Our laboratory investigates basic behavioral and cognitive processes in various species, and their implication in behavioral dysregulation. These processes include learning, timing, choice, and impulsivity. Our research relies heavily on the formulation of quantitative models of learning and behavior, on the design and validation of novel behavioral paradigms, and on the use of animal models.
Our goal is to understand the mechanisms by which stress influences brain plasticity and resilience. The stress response is vital for organism survival and yet, a dysregulated stress response can be deadly. Understanding stress balance will be necessary for optimal health and survival.
The goal of our research is to identify novel pharmacological and behavioral interventions for the treatment of drug abuse, and to explore the neurobiological substrates of addiction. Our work has revealed novel neurobiological mechanisms of nicotine addiction, and has the potential to contribute to the development of novel therapeutic options aimed at reversing nicotine-induced alterations and thus improve smoking cessation outcomes. This work has resulted in translational collaborations to examine clinical efficacy of pharmacotherapeutics in promoting smoking cessation.

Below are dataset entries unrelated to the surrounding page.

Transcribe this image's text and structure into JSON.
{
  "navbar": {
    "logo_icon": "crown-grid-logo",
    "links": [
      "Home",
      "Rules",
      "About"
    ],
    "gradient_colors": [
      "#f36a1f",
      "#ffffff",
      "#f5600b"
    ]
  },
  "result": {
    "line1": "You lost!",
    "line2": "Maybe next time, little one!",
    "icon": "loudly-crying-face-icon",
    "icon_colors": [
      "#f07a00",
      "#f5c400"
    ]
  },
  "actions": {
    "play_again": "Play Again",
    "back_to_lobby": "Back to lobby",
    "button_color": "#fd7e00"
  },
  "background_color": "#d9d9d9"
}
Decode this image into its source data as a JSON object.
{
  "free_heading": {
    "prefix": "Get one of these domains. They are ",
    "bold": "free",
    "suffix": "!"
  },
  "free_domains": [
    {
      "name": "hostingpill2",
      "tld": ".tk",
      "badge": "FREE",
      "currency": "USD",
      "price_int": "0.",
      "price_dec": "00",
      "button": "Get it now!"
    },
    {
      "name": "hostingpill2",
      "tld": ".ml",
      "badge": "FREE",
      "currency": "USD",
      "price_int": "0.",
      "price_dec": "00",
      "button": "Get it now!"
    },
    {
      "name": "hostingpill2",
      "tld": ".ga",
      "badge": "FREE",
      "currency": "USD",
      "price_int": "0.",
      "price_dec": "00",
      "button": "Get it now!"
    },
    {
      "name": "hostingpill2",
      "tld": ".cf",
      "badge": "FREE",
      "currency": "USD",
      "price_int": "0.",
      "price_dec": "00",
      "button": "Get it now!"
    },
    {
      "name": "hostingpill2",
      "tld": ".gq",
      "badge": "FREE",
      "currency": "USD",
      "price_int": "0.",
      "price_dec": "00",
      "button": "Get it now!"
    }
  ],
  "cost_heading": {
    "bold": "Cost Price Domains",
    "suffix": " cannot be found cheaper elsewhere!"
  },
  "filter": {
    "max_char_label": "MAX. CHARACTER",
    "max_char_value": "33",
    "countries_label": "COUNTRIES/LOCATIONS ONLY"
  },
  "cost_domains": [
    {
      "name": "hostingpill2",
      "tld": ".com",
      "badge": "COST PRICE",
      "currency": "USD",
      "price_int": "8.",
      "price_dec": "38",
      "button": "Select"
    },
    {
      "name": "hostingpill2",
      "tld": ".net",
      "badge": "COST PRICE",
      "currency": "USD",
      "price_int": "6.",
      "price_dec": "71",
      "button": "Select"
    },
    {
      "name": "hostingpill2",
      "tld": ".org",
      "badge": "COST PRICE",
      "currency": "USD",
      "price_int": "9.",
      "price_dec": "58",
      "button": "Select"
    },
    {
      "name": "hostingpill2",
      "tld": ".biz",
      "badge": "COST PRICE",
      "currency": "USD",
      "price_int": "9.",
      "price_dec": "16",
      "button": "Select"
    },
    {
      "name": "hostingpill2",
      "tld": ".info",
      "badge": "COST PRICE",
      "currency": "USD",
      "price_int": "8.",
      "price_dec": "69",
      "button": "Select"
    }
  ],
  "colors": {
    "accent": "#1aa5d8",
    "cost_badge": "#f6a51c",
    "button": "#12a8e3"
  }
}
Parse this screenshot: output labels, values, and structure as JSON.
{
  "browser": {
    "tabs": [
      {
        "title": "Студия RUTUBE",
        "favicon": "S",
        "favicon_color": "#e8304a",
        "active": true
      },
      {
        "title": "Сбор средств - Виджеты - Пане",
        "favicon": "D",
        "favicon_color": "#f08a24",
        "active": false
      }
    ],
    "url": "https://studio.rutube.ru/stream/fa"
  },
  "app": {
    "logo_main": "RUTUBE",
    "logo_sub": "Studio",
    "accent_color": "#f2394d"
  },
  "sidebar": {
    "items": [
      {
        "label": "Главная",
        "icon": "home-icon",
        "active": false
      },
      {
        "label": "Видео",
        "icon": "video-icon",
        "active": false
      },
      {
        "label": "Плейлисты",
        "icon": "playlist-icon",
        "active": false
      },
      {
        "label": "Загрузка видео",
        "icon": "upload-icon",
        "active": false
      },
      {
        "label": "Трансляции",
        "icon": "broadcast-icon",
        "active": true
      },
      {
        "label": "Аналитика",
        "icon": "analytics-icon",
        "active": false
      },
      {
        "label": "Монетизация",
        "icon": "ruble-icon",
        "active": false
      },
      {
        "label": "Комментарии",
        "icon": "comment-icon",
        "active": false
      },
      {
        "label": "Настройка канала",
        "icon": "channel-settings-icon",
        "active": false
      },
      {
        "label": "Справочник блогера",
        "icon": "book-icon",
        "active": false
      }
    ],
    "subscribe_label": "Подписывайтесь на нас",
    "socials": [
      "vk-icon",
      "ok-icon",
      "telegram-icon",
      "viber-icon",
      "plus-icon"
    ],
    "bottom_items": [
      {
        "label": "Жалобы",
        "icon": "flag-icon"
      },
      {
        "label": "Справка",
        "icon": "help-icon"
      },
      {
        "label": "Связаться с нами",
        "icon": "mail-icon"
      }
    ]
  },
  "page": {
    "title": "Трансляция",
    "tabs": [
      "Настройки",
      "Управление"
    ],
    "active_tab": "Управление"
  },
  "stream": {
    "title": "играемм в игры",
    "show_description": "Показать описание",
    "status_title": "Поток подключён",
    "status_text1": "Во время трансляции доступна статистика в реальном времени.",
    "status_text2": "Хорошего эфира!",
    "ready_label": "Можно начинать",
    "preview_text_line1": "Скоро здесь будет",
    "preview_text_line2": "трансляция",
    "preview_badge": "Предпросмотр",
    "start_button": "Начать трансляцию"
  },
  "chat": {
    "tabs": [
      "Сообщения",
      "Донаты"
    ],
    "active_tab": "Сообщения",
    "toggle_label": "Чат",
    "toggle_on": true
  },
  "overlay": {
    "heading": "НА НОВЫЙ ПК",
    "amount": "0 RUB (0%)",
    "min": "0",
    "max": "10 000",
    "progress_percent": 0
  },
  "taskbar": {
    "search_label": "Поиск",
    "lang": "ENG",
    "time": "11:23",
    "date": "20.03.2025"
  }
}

The research goals of our laboratory are to characterize the cognitive and brain changes that occur during aging, as well as to develop behavioral and pharmacological strategies to attenuate mnemonic and neurobiological age-related alterations. Towards this goal, one of our primary interests is to determine the roles that sex, hormones, and brain chemistry play in brain function and cognition in young versus aged subjects. Our interests incorporate these goals with relevance to Alzheimer’s disease-related variables, and non-pharmacological approaches to protecting the brain and cognition against age- and neurodegenerative- related changes.
One of our main aims is to determine the effects that hormone therapies used in women have on the brain and its function across the lifespan. For example, we have been studying the effects of Premarin, estradiol, and progestins on cognition and neurobiology in different types of menopause. We are also evaluating hormones in contraceptives for effects on the brain and cognition across the lifespan. Findings demonstrate that estrogen and progesterone can have divergent effects on memory and neurobiology in aging females, and that effects of ovarian hormone loss and replacement are impacted by many parameters including menopause history, temporal specifics, and age.